Netflix wants to develop its own video games to cement its dominance in the streaming space. The company hired Mike Verdu, who was previously at Electronic Arts and Facebook, to be their VP of game development. At Facebook, Verdu was in charge of bringing games to Oculus, its virtual-reality product. You can expect to see games hitting Netflix’s platform within the next year. At this time, subscribers won’t be charged more money to access the new genre of content.
5. Elon Musk defends SolarCity deal – claims the goal was “to become more than a car company”
Tesla CEO Elon Musk testified in his own defense in the case being brought against Tesla’s $2.1 billion acquisition of SolarCity. Musk stated the following: “The goal is not to be a car company. There are plenty of car companies. But an electric car company is part of a sustainable energy future, as is solar and stationary storage.” This whole situation gets hairy fast. Musk’s cousins founded SolarCity, and he was its chairman and largest shareholder at the time of the deal. Shareholders allege that Musk overpaid for the company and only did the deal to bail the company out from insolvency.
Today, we are releasing v1.8 of the Q.ai app which has some major changes:
- Introducing Hedging*: we continue to break new ground in the industry with our new Hedge offering. If you have a funded account, you can now apply our automated downside protection to all of your investments, which helps if there’s a stock market sell-off.
- Link Other Bank Accounts: you can now delete a linked bank account, and then link a different account through the Settings screen
- Sending Money to Q.ai: we’ll send you, and our support team, an email if something goes wrong when sending money to Q.ai to invest, with the reason why to help troubleshoot the issue
ICYMI: Redditors remind institutional investors that they still exist
#APESNOTLEAVING was trending last night after investors (and the media) suggested that meme stocks have lost its luster among its biggest fans and is imminently entering a bear market.
Is the fight between retail and institutional investors really over? It’s true that the first couple days of the holiday-shortened week put both AMC and GameStop on a downward trajectory. In fact, AMC was down 8.4% as of Tuesday afternoon. But everything changed by Wednesday night.

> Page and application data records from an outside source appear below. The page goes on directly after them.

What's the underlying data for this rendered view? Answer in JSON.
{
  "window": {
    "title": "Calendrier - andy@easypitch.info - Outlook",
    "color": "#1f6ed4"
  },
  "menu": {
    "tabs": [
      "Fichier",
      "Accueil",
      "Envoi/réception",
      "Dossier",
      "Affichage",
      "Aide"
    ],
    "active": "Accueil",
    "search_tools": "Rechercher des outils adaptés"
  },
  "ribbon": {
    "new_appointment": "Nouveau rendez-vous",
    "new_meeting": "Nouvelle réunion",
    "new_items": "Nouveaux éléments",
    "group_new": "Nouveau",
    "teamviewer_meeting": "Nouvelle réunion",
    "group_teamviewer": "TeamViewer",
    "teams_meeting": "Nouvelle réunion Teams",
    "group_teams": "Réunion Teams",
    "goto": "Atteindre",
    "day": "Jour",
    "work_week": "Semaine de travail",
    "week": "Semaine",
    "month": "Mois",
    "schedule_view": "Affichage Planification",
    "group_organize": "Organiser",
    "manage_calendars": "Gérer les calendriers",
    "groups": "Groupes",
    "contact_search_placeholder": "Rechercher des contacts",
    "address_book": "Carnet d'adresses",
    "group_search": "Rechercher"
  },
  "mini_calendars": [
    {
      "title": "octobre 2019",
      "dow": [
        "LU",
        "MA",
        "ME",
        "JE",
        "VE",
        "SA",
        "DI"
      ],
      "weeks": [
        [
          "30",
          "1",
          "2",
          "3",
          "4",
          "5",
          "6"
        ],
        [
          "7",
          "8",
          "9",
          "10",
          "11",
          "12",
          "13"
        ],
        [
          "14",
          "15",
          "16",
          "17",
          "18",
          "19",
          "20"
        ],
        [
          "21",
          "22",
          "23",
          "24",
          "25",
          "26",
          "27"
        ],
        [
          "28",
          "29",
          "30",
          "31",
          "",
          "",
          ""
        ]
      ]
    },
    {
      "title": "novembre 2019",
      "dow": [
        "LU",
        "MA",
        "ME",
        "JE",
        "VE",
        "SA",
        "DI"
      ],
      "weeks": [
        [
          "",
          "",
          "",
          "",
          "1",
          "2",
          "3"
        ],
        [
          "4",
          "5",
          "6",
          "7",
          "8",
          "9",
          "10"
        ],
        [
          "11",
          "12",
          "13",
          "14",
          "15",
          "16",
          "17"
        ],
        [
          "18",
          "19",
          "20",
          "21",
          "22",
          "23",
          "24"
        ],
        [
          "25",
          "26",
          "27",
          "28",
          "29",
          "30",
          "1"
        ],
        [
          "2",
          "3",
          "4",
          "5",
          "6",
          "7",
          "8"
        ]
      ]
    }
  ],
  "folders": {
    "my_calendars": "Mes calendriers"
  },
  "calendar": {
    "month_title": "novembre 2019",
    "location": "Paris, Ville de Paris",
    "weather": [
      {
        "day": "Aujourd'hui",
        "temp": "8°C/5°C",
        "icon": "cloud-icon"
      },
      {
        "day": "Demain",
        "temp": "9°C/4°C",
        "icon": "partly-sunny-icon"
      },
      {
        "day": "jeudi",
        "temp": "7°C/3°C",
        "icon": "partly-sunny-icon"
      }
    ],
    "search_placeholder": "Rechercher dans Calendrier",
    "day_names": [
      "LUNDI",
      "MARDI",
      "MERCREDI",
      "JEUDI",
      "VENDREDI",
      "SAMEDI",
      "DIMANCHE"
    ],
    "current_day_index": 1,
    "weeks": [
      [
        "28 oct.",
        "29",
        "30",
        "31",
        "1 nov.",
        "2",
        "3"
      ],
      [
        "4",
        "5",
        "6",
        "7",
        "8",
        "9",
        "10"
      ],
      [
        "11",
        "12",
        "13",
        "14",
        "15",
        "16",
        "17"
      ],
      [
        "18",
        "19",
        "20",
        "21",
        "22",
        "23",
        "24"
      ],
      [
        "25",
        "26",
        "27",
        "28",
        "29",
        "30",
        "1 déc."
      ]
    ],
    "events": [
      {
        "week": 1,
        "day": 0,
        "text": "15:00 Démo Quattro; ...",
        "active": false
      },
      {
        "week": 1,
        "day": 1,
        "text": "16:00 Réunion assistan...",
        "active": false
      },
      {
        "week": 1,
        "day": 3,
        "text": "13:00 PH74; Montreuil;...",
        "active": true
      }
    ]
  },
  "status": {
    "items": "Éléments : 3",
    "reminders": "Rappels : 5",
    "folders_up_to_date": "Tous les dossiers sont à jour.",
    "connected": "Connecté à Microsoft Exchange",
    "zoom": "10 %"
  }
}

Reddit started to buzz and the Twitter floodgates opened for a variety of trending hashtags, such as #AMCStrong, #AMCThreshold and, of course, #ApesNotLeaving. In case you’re confused, retail investors often call themselves “Apes” online.
By Thursday, speculation that meme stocks were old news became fake news. Retail investors started to buy the dip, erasing a significant portion of its losses before falling slightly at the end of the day. As of this morning, the shares traded above 5% (now it is just under 1%) Additionally, the stock is still down for the week and month by 17.5% and 33.8%, respectively. It is, however, still up on the year by 1,712.94%.
It’s not unlike our fellow “Apes” to stick it to its haters and naysayers. Flirting with the retail investing crowd by saying they’re no match against short sellers is indeed an invitation for chaos. Will this have the same disruptive impact as previous short squeezes? The sentiment is mixed.
Although Reddit is still bullish about AMC, The Motley Fool believes otherwise, pointing out that its current value of $17 billion is far too high. Considering AMC is nowhere near pre-pandemic peak sales, still swimming in a pool of debt and losing revenue to streaming competitors, they may have a point.
Placing Space Race 2.0 in the hands of two billionaires isn’t a bad idea, according to this Daily Beast article
Yeah, it’s pretty annoying that Richard Branson and Jeff Bezos get to do everything cool first, like fly beyond the earth’s atmosphere. But, someone’s gotta do it in order to make it an option for everyone else. At least, that is what this article argues. This brand new industry is everything but aspirational at this point – and that is huge considering we’ve been trying to get non-astronauts (and soon non-billionaires) to space for decades.